__Task details__
Output every entry exactly, without any pictures.
Data for the task below:
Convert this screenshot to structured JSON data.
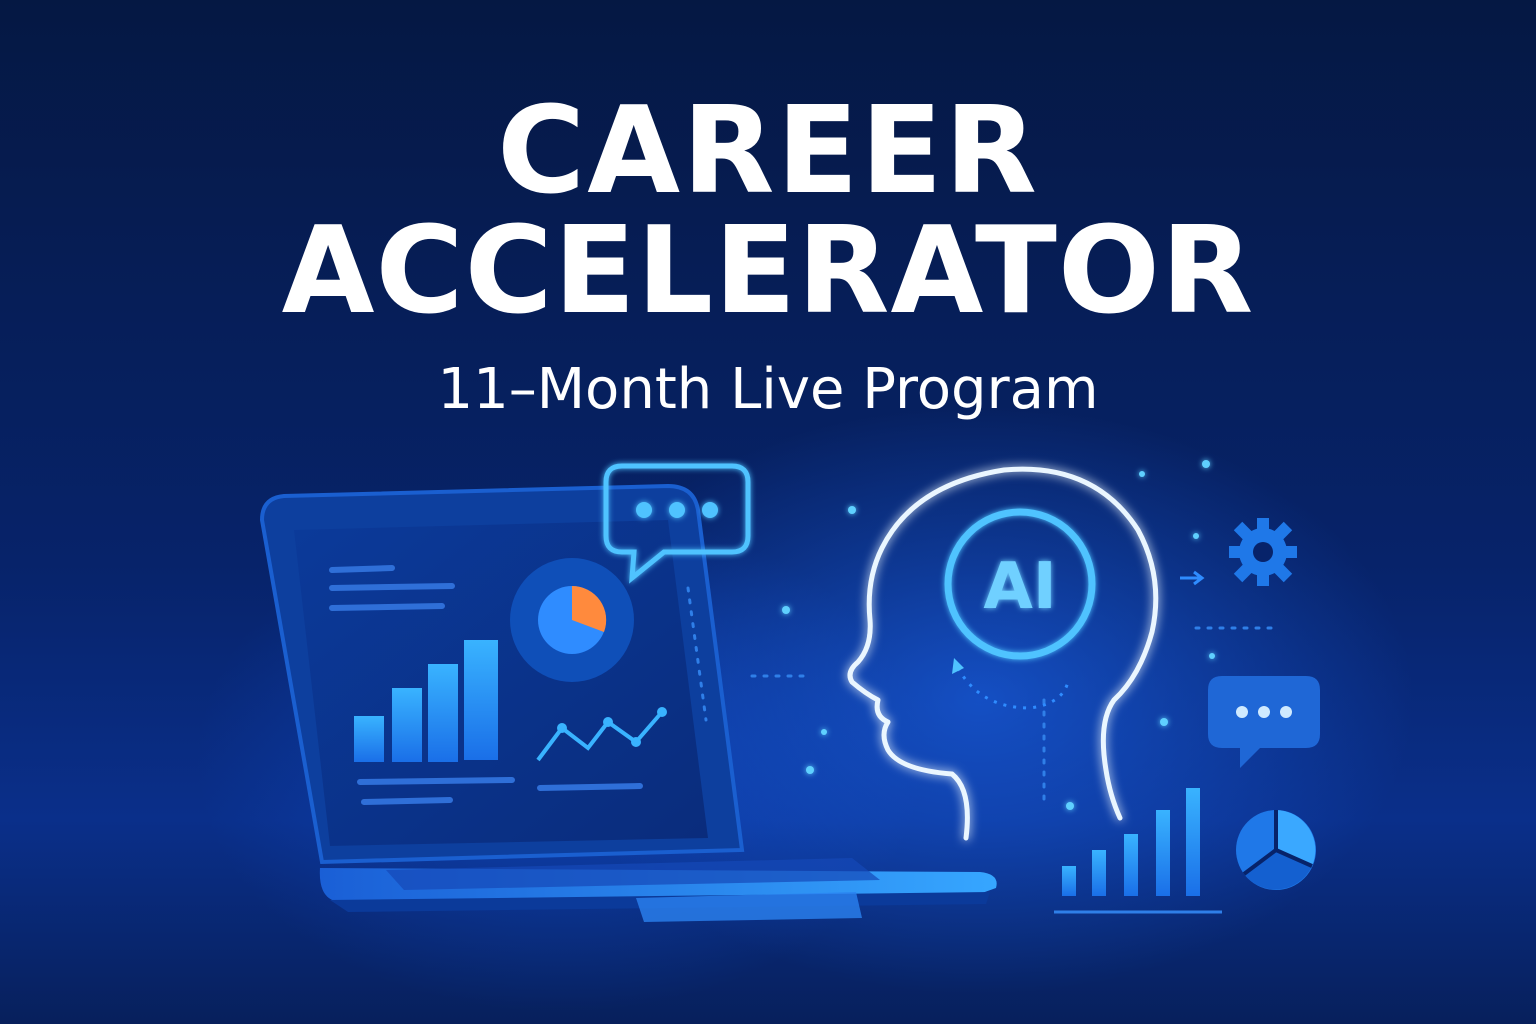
{
  "title": {
    "line1": "CAREER",
    "line2": "ACCELERATOR"
  },
  "subtitle": "11–Month Live Program",
  "illustration": {
    "head_label": "AI",
    "icons": [
      "laptop-icon",
      "chat-bubble-icon",
      "ai-head-icon",
      "gear-icon",
      "arrow-icon",
      "bar-chart-icon",
      "pie-chart-icon",
      "line-chart-icon"
    ]
  },
  "colors": {
    "background_top": "#051843",
    "background_bottom": "#0a2f8a",
    "accent_blue": "#2f8cff",
    "glow_blue": "#4fc3ff",
    "accent_orange": "#ff8a3d",
    "text": "#ffffff"
  }
}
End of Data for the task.
__Task solution__
Convert this screenshot to structured JSON data.
{
  "title": {
    "line1": "CAREER",
    "line2": "ACCELERATOR"
  },
  "subtitle": "11–Month Live Program",
  "illustration": {
    "head_label": "AI",
    "icons": [
      "laptop-icon",
      "chat-bubble-icon",
      "ai-head-icon",
      "gear-icon",
      "arrow-icon",
      "bar-chart-icon",
      "pie-chart-icon",
      "line-chart-icon"
    ]
  },
  "colors": {
    "background_top": "#051843",
    "background_bottom": "#0a2f8a",
    "accent_blue": "#2f8cff",
    "glow_blue": "#4fc3ff",
    "accent_orange": "#ff8a3d",
    "text": "#ffffff"
  }
}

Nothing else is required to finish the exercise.